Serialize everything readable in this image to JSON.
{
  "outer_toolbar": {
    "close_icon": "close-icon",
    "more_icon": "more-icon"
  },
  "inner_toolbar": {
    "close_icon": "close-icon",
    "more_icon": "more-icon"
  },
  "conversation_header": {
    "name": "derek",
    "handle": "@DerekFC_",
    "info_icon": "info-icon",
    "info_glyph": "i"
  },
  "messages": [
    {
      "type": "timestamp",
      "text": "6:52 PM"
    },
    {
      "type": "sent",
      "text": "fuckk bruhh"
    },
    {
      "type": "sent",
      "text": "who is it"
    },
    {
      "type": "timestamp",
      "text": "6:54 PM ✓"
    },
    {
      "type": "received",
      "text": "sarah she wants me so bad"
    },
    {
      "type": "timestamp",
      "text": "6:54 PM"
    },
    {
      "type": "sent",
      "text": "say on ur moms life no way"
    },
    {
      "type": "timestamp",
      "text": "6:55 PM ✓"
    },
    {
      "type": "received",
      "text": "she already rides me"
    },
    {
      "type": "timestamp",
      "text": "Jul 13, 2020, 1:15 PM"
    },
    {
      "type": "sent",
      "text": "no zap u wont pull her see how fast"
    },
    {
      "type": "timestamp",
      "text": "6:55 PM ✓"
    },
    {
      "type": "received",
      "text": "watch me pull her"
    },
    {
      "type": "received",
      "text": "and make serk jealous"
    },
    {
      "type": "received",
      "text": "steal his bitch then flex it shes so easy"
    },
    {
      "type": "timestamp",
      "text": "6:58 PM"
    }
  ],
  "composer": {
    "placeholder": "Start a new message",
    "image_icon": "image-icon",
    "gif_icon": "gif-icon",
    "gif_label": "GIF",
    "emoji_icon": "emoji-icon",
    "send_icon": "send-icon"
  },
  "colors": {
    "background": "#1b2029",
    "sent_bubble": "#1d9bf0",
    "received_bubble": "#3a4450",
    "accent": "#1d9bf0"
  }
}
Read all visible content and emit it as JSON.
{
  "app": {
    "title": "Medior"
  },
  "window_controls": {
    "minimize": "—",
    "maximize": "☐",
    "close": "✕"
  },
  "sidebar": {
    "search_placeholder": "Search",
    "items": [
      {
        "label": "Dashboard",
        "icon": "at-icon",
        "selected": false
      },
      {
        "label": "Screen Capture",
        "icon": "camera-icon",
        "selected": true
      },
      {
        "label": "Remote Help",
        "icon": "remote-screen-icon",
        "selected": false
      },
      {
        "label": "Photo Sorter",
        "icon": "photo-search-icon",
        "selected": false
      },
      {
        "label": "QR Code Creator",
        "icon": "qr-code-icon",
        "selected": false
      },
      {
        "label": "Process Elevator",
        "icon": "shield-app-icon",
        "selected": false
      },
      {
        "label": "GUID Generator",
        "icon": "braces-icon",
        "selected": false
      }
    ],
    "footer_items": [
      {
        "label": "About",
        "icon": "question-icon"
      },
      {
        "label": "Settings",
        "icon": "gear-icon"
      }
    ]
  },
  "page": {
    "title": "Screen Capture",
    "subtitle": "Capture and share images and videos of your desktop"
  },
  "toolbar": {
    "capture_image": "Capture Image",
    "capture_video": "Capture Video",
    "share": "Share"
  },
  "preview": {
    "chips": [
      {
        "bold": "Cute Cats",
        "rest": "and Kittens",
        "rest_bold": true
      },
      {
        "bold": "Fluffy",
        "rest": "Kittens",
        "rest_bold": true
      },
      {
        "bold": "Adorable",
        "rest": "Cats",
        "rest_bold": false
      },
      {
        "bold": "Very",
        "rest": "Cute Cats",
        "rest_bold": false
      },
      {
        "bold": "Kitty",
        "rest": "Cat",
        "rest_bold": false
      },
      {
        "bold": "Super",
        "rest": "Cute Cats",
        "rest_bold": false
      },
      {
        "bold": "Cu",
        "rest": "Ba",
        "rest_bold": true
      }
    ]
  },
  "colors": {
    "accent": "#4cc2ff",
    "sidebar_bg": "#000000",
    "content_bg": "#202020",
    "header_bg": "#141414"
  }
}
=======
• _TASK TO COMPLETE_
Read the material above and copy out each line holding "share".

• _OUTPUT FOR THIS EXERCISE_
    "subtitle": "Capture and share images and videos of your desktop"
    "share": "Share"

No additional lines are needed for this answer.